Pay day loans: A Pound of Flesh Costs May Apply

Pay day loans: A Pound of Flesh Costs May Apply

Within my section of East Austin, we now have very little shops, few restaurants except that fast-food bones, plus one tiny, mediocre food store. But our cup runneth over with cash advance stores and auto-title lenders. You may need to drive miles to get a bank, but within minutes you may get $1,500 from a variety of friendly neighbor hood dealers of simple, costly credit. I am aware, since this summer time We took down a quick payday loan in about 45 moments. Within 72 hours, as the law allows, and if I made all 10 payments on time, I could’ve ended up paying $2,362.23 to retire my five-month $1,500 debt, an effective APR of 612 percent if I hadn’t cancelled it.

Come early july in East Austin, a laundromat at a intersection that is busy almost instantaneously into a TitleMax, merely a mile from another TitleMax. A single-wide trailer next door to a biker bar specializes in a secondary market, offering to pay off title loans for beleaguered borrowers on a nearby major thoroughfare. For a three-quarter-mile stretch of East Seventh Street alone there are seven pay day loan shops and name organizations, each marketing some variation of “up to $1,000 cash—fast!” The growth of the alleged credit access companies happens to be explosive in Texas, tripling within the previous eight years to significantly more than 3,200 today, probably the most of every state. They tend to cluster in areas like mine, where low-income hardworking people live paycheck to paycheck.

View an infographic about pay day loans from Allmand Law. Allmand Legislation

Let’s be simple by what makes these continuing businesses therefore profitable: usury. Structuring that loan to charge $130 in charges per $100 borrowed (that’s the common for a cash advance compensated|loan that is payday right back in installments) is usury, whatever the governmental contortions that keep such companies appropriate. The major faith traditions and civilized societies have actually very very very long recognized the risks of interest-bearing loans, either banning or seriously restricting rates of interest. Due to that, Texas can be an outlier, also among American states. Payday and name loan providers in Texas don’t have any restrictions about what they are able to charge. Every other state either bans pay day loans or imposes a cap that is strict interest and costs, usually 36 %.

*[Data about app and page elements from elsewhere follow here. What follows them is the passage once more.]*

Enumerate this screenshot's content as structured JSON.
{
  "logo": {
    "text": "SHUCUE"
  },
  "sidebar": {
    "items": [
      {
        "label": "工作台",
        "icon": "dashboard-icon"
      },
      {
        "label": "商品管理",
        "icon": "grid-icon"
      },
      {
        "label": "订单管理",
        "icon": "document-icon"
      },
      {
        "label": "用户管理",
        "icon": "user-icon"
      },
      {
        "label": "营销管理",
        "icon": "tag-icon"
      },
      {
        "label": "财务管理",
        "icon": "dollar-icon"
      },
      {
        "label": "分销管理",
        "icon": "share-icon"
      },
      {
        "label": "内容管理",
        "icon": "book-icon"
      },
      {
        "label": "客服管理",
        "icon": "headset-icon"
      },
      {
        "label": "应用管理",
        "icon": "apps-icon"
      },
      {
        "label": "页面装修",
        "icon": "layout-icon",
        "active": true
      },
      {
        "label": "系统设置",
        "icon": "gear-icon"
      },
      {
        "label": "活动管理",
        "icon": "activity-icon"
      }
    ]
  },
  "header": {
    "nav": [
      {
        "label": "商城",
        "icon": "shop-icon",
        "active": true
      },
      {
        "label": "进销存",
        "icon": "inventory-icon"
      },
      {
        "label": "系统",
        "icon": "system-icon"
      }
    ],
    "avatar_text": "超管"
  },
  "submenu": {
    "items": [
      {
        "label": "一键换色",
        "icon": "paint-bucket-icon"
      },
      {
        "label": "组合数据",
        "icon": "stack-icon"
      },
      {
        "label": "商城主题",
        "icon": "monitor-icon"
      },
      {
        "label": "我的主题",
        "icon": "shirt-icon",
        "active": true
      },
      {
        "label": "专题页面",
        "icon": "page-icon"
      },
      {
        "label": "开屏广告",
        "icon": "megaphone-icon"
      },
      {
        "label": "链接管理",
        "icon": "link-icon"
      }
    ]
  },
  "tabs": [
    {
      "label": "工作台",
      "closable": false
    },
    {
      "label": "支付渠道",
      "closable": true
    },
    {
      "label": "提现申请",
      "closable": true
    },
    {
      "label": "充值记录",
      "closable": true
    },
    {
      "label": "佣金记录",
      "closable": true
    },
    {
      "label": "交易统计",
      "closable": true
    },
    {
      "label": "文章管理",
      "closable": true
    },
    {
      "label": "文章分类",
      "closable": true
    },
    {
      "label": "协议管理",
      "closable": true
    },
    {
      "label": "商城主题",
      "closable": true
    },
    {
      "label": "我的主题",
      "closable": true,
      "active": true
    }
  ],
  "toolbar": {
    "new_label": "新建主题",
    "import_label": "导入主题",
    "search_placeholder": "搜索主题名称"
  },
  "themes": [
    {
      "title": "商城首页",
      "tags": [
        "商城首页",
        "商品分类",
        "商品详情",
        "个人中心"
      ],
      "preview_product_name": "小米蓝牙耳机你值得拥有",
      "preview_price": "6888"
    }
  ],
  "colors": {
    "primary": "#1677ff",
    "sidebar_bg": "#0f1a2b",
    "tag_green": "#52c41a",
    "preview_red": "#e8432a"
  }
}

The legitimately and morally rickety framework of credit access companies in Texas is centered on circumvention associated with state’s anti-usury legislation. The loans are actually banned from surpassing 10 % interest. it’s the charges, usually caused multiple times, that strip working individuals of their earnings that are meager.

The truth that our political leaders, mainly a conservative Christian lot, like to avoid also perfunctory legislation with this predatory industry talks maybe not just to their corruption, but up to a unsettling financial and social bifurcation inside our culture.

One regarding the more grotesque facets of the discussion that is legislative payday advances could be the infantilization of people that utilize them, also by some well-meaning advocates. The presumption isn’t that the industry’s company model is predatory, but that its clients are economic illiterates too stupid to learn the print that is fine. The bad things. Legislators don’t realize that the individuals are creating a choice that is rational. a lot of them recognize that they’re being ripped-off, but having to pay an excessive amount of is preferable to the choice: having their electricity or phone take off, perhaps not having the ability to purchase food, getting evicted. The choices open to people that are working to survive on wages vary from those accessible to rich legislators with shared funds, mineral liberties, blind trusts, 401(k)s, university cost savings reports, and all sorts of the other taken-for-granted accoutrements of casual affluence. They don’t know how one other half life.

State Rep. Vicki Truitt, R-Southlake, is typical. Final session, she squashed efforts to utilize usury laws and regulations towards the industry then did not pass a bill that is half-measure would have addressed the period of debt. She did find a way to convince other legislators to pass her bill needing extra disclosure of costs. But Truitt nevertheless appears mystified in regards to the basics.

“Why would some body come to a decision before that they had that [disclosure form]?” she wondered at a current Capitol hearing.

As one woman whoever automobile was repossessed by an auto-title loan provider explained if you ask me: “Honestly, the nagging issue isn’t that people don’t understand just what we’re engaging in. It takes to leave of crisis mode. whenever you hit crisis mode, you’re ready to do whatever”

As a society, we’ve normalized “crisis mode” as a near-permanent condition befalling millions of our other residents. But i really hope our hearts are not too difficult nor our minds therefore soft we can’t look at useless cruelty of using a buck from the hopeless one who has only expected for a dime.